The dual display mode also unlocks the ability to use more of its outdoor watch features without hammering the battery life in the process.
Casio has built a host of sensors and baked-in apps, measuring everything from air pressure to altitude – and it also boasts tie-ins with Viewranger and other third party outdoor apps.
However, we’ve found the performance of these apps to be pretty flakey, and it’s not without issues. What’s more, battery life can’t complete with dedicated GPS watches if you’re planning to be out trekking for more than a day or two.
It makes our list for its mapping smarts.
The watch comes with two map options built into the software: Google Maps and Mapbox, and pops up instantly by pressing the top button on the watch.
To rectify this, you can actually download maps of up to 50km via your phone connection. This is obviously a major plus point as the majority of places hikers go to inevitably have very a minimal data signal. Also, Mapbox, as far as we’re concerned, has much nicer topographical detail.
Wareable verdict: Casio Pro Trek Smart WSD-F30 review
Suunto Traverse Alpha
The Traverse may feel a little old next to the the Spartan Sport collection and the Suunto 9, but it’s still a great outdoor watch for hikers.
In the Alpha, you’re getting a rugged wearable that’s suitable for hiking, fishing and even hunting with GPS/GLONASS navigation on board to track distance, speed and altitude.
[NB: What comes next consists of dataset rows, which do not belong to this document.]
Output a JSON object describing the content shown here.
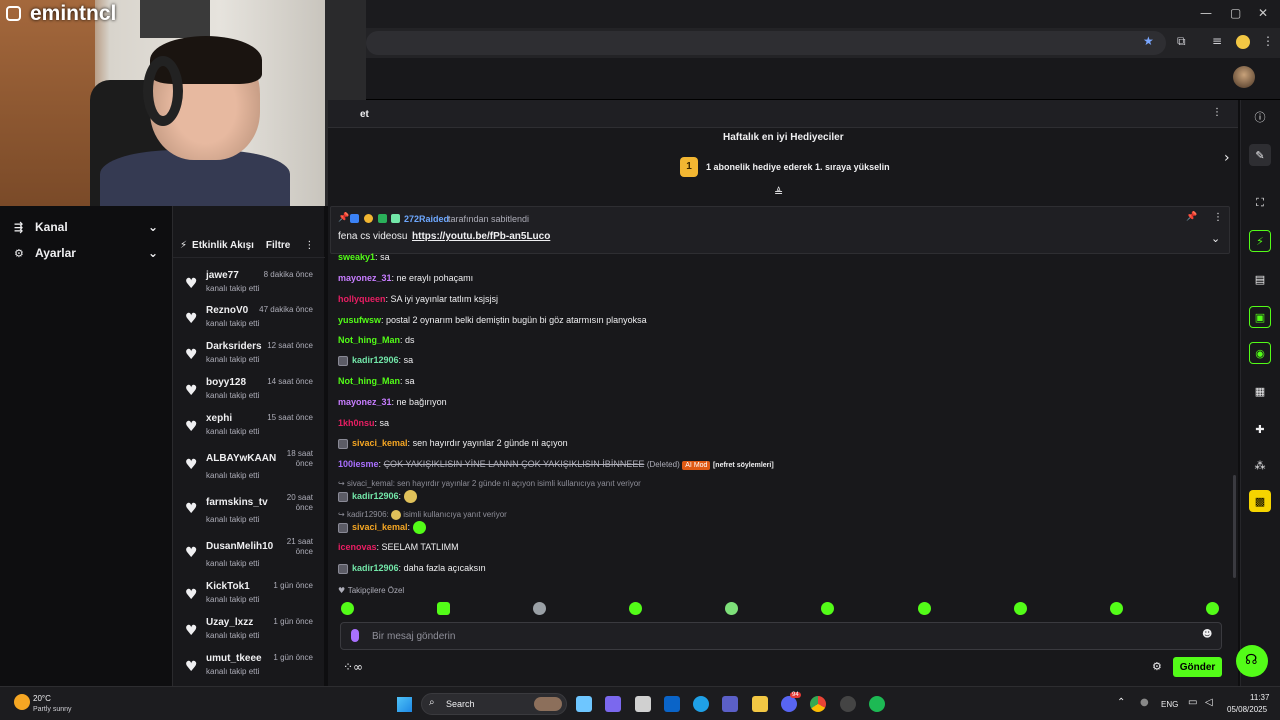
{
  "webcam": {
    "name": "emintncl"
  },
  "left_nav": {
    "items": [
      {
        "label": "Kanal",
        "icon": "channel-icon"
      },
      {
        "label": "Ayarlar",
        "icon": "gear-icon"
      }
    ]
  },
  "feed": {
    "title": "Etkinlik Akışı",
    "filter_label": "Filtre",
    "items": [
      {
        "user": "jawe77",
        "time": "8 dakika önce",
        "desc": "kanalı takip etti"
      },
      {
        "user": "ReznoV0",
        "time": "47 dakika önce",
        "desc": "kanalı takip etti"
      },
      {
        "user": "Darksriders",
        "time": "12 saat önce",
        "desc": "kanalı takip etti"
      },
      {
        "user": "boyy128",
        "time": "14 saat önce",
        "desc": "kanalı takip etti"
      },
      {
        "user": "xephi",
        "time": "15 saat önce",
        "desc": "kanalı takip etti"
      },
      {
        "user": "ALBAYwKAAN",
        "time": "18 saat önce",
        "desc": "kanalı takip etti"
      },
      {
        "user": "farmskins_tv",
        "time": "20 saat önce",
        "desc": "kanalı takip etti"
      },
      {
        "user": "DusanMelih10",
        "time": "21 saat önce",
        "desc": "kanalı takip etti"
      },
      {
        "user": "KickTok1",
        "time": "1 gün önce",
        "desc": "kanalı takip etti"
      },
      {
        "user": "Uzay_lxzz",
        "time": "1 gün önce",
        "desc": "kanalı takip etti"
      },
      {
        "user": "umut_tkeee",
        "time": "1 gün önce",
        "desc": "kanalı takip etti"
      }
    ]
  },
  "chat_header": {
    "title": "et"
  },
  "gifters": {
    "title": "Haftalık en iyi Hediyeciler",
    "rank": "1",
    "text": "1 abonelik hediye ederek 1. sıraya yükselin"
  },
  "pinned": {
    "user": "272Raided",
    "suffix": "tarafından sabitlendi",
    "text": "fena cs videosu",
    "link": "https://youtu.be/fPb-an5Luco"
  },
  "messages": [
    {
      "user": "sweaky1",
      "color": "#53fc18",
      "text": "sa"
    },
    {
      "user": "mayonez_31",
      "color": "#c77dff",
      "text": "ne eraylı pohaçamı"
    },
    {
      "user": "hollyqueen",
      "color": "#e91e63",
      "text": "SA iyi yayınlar tatlım ksjsjsj"
    },
    {
      "user": "yusufwsw",
      "color": "#53fc18",
      "text": "postal 2 oynarım belki demiştin bugün bi göz atarmısın planyoksa"
    },
    {
      "user": "Not_hing_Man",
      "color": "#53fc18",
      "text": "ds"
    },
    {
      "user": "kadir12906",
      "color": "#72e6a8",
      "text": "sa"
    },
    {
      "user": "Not_hing_Man",
      "color": "#53fc18",
      "text": "sa"
    },
    {
      "user": "mayonez_31",
      "color": "#c77dff",
      "text": "ne bağırıyon"
    },
    {
      "user": "1kh0nsu",
      "color": "#e91e63",
      "text": "sa"
    },
    {
      "user": "sivaci_kemal",
      "color": "#f5a623",
      "text": "sen hayırdır yayınlar 2 günde ni açıyon"
    },
    {
      "user": "100iesme",
      "color": "#a970ff",
      "text": "ÇOK YAKIŞIKLISIN YİNE LANNN ÇOK YAKIŞIKLISIN İBİNNEEE",
      "deleted": "(Deleted)",
      "mod_tag": "AI Mod",
      "reason": "[nefret söylemleri]"
    },
    {
      "reply": "sivaci_kemal: sen hayırdır yayınlar 2 günde ni açıyon isimli kullanıcıya yanıt veriyor",
      "user": "kadir12906",
      "color": "#72e6a8",
      "text": ""
    },
    {
      "reply": "kadir12906:",
      "reply_suffix": "isimli kullanıcıya yanıt veriyor",
      "user": "sivaci_kemal",
      "color": "#f5a623",
      "text": ""
    },
    {
      "user": "icenovas",
      "color": "#e91e63",
      "text": "SEELAM TATLIMM"
    },
    {
      "user": "kadir12906",
      "color": "#72e6a8",
      "text": "daha fazla açıcaksın"
    }
  ],
  "emote_section": "Takipçilere Özel",
  "input": {
    "placeholder": "Bir mesaj gönderin"
  },
  "send_label": "Gönder",
  "taskbar": {
    "weather_temp": "20°C",
    "weather_desc": "Partly sunny",
    "search": "Search",
    "lang": "ENG",
    "time": "11:37",
    "date": "05/08/2025",
    "discord_badge": "94"
  }
}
Thanks to topographic maps support via Suunto’s Movescount app, you can plan out routes and preview them right on the watch. There’s even weather trends and a storm alarm to make sure you’re not caught outside in terrible conditions.
If you’re feeling more adventurous and fancy braving the night, the watch has a flashlight mode that allows the backlight to be used as a torch and is compatible with night vision goggles. Very handy for those late night toilet calls.
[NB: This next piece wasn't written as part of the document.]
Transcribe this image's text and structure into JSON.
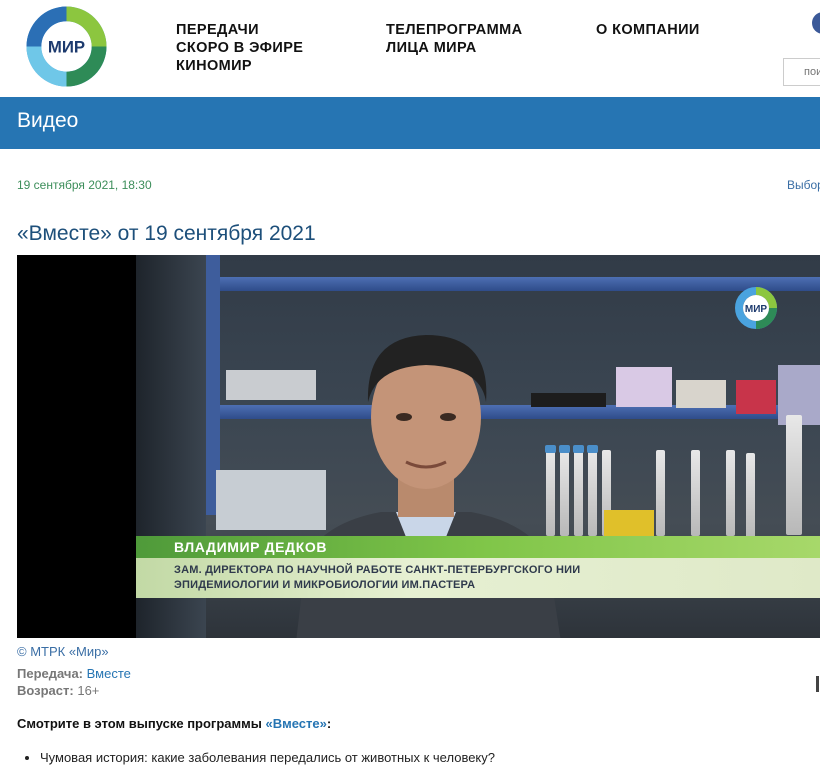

Garmin Quatix 5
An aqua-lover’s delight, the Garmin Quatix 5 is built for the water. Firstly because it’s water resistant to 100 metres, and secondly because it’s connected to some nautical data.
The device lets you download up-to-date tide data via your smartphone, while also providing an anchor alarm that’ll warn you about boat drift. If you need help dropping anchor, a dedicated calculator will also let you know what the proper length of line you should use.
If you happen to be fishing, there’s a fish log and competition timer, and if you’re sail racing, there’s tack assist, race countdown timer, distance to start line and more.
It’s essentially a more attractive Fenix 5 with upgraded smarts for the seas, though surfers may want to cast their eyes to Nixon’s The Mission. The rugged Wear OS smartwatch delivers real-time surf conditions to help you catch those killer waves.